Luke Oades, 15, described how a chance meeting inspired a new sense of empathy for people less fortunate than himself.
Luke has always tried to be generous. He helps out at home, donates to charity and works on the youth council to improve his school. It's not unusual for him to give spare change to people in need.
But recently, asking one simple question changed the way he saw the homeless in his community.
Luke was walking home from school one day and saw Jason, a homeless person he often passed on the street.
Jason was standing outside the fish and chip shop with a coat wrapped tightly around his shoulders, a small dog panting at his side.
Luke had seen Jason many times before, always at the same place, but they'd never spoken, until now. Luke himself had pets at home, and stopped to say hello.
As they talked and played with the dog, Luke learned how Jason had ended up living on the streets. He also learned that Jason was an entrepreneur. To make money to take care of himself and his dog, he sold the Big Issue, something that Luke admired.
"If I was in his situation, yes, I might want a sandwich and a drink," Luke said to himself. "But what else would I want? I don't know, so why not ask?"
The next time Luke saw Jason, he asked him, "If you had £5, what would you buy?"
Jason told Luke how difficult it was to find somewhere to sleep as the local shelters didn't allow pets.

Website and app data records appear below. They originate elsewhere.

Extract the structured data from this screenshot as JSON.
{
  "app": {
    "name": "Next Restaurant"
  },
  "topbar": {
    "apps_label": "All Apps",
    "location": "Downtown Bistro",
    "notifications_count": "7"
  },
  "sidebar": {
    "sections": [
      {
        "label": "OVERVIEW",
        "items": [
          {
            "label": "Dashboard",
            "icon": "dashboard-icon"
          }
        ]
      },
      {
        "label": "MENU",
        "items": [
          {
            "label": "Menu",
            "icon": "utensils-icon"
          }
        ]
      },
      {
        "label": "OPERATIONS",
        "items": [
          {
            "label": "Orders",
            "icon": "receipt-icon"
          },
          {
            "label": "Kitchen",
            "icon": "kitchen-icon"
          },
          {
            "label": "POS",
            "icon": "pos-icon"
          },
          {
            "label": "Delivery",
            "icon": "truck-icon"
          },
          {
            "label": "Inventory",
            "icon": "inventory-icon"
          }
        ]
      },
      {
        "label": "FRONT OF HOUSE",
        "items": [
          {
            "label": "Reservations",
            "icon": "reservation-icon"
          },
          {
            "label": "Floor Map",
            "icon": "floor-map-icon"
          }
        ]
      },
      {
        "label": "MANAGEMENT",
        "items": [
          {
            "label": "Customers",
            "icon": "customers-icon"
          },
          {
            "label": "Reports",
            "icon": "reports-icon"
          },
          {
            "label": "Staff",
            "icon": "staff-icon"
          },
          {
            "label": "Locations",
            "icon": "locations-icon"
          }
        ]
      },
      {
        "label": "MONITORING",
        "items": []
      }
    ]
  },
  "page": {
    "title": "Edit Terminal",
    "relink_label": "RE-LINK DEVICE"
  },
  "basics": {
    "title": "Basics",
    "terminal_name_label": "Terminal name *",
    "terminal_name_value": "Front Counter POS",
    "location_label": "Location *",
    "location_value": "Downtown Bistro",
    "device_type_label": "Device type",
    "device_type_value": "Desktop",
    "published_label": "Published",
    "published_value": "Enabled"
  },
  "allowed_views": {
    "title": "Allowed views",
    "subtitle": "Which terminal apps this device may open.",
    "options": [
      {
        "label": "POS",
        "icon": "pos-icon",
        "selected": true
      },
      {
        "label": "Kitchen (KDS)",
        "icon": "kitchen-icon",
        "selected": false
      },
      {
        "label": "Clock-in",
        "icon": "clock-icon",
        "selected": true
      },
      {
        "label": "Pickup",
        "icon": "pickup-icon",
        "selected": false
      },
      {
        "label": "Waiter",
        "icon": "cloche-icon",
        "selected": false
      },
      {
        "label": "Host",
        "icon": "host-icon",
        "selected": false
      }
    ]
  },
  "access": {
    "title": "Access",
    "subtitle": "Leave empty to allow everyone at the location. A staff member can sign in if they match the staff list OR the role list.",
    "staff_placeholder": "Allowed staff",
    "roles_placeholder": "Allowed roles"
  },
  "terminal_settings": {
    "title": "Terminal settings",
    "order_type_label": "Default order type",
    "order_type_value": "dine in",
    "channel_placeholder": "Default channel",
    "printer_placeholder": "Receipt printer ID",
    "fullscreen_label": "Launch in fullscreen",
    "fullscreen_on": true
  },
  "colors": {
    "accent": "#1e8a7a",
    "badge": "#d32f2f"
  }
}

The next day, Luke bought Jason a tent so he would always have somewhere to stay without having to give up his dog.
When asked about his inspiration, Luke said it was his parents because they have always taught him to think about others and to imagine himself in their place.
"Whatever you grow up with is what you see," he said.
How can you lead by example and help your child empathise with others? Here are three tips to get you started.
1. Let children catch you in everyday acts of caring.
Take time to explain you are emailing an old friend or sending photographs to an elderly relative or running an errand for a busy friend.
2. Make room to step back.
If you and your child witness another child's tantrum, discuss what might have prompted the meltdown. "Do you think the little girl was hungry? Or tired? Do you remember how it felt when you asked to go to the playground and I said no?"
3. Help children imagine what it's like to be somebody else.
Ask your child to imagine what it might be like to be the teacher or a parent up against cranky children at the end of the day. You will be nurturing empathy any time you can inspire your children to consider how someone else might feel.
These tips are adapted from The World Needs Your Kid: Raising Children Who Care, contributed by Craig and Marc Kielburger, co-founders of Free The Children.
The Kielburgers are also co-founders of We Day, a series of events that inspire and empower young people to be active local and global citizens.
Free The Children provides educational resources for local and global issues to help you make a difference: from fun activities you can do at home to awareness and fundraising campaigns.